- Description of the task -
Set down every entry again exactly as it stands below.

[Data excerpts]
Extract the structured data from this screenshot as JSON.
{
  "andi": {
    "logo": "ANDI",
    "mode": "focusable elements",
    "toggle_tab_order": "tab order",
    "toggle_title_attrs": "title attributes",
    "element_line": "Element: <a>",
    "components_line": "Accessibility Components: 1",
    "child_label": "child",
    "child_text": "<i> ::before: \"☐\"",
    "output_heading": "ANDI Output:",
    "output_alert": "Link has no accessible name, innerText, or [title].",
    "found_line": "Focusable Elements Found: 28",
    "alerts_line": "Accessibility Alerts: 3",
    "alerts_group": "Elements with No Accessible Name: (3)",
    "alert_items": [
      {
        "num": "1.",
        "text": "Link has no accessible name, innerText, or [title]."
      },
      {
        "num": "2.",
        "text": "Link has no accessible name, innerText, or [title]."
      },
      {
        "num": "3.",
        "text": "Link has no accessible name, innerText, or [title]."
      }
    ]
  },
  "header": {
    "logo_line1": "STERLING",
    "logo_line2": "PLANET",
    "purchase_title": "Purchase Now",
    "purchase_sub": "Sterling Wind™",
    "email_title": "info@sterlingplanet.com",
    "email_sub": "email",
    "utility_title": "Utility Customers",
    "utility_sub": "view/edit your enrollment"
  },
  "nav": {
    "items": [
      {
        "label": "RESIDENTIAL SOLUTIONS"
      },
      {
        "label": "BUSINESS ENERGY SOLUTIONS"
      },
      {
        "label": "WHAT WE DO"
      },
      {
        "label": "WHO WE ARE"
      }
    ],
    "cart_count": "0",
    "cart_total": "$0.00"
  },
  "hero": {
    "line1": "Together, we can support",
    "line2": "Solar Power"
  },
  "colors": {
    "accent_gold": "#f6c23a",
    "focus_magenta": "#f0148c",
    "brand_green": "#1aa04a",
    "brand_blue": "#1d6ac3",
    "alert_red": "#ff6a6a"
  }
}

- Exercise solution -
Extract the structured data from this screenshot as JSON.
{
  "andi": {
    "logo": "ANDI",
    "mode": "focusable elements",
    "toggle_tab_order": "tab order",
    "toggle_title_attrs": "title attributes",
    "element_line": "Element: <a>",
    "components_line": "Accessibility Components: 1",
    "child_label": "child",
    "child_text": "<i> ::before: \"☐\"",
    "output_heading": "ANDI Output:",
    "output_alert": "Link has no accessible name, innerText, or [title].",
    "found_line": "Focusable Elements Found: 28",
    "alerts_line": "Accessibility Alerts: 3",
    "alerts_group": "Elements with No Accessible Name: (3)",
    "alert_items": [
      {
        "num": "1.",
        "text": "Link has no accessible name, innerText, or [title]."
      },
      {
        "num": "2.",
        "text": "Link has no accessible name, innerText, or [title]."
      },
      {
        "num": "3.",
        "text": "Link has no accessible name, innerText, or [title]."
      }
    ]
  },
  "header": {
    "logo_line1": "STERLING",
    "logo_line2": "PLANET",
    "purchase_title": "Purchase Now",
    "purchase_sub": "Sterling Wind™",
    "email_title": "info@sterlingplanet.com",
    "email_sub": "email",
    "utility_title": "Utility Customers",
    "utility_sub": "view/edit your enrollment"
  },
  "nav": {
    "items": [
      {
        "label": "RESIDENTIAL SOLUTIONS"
      },
      {
        "label": "BUSINESS ENERGY SOLUTIONS"
      },
      {
        "label": "WHAT WE DO"
      },
      {
        "label": "WHO WE ARE"
      }
    ],
    "cart_count": "0",
    "cart_total": "$0.00"
  },
  "hero": {
    "line1": "Together, we can support",
    "line2": "Solar Power"
  },
  "colors": {
    "accent_gold": "#f6c23a",
    "focus_magenta": "#f0148c",
    "brand_green": "#1aa04a",
    "brand_blue": "#1d6ac3",
    "alert_red": "#ff6a6a"
  }
}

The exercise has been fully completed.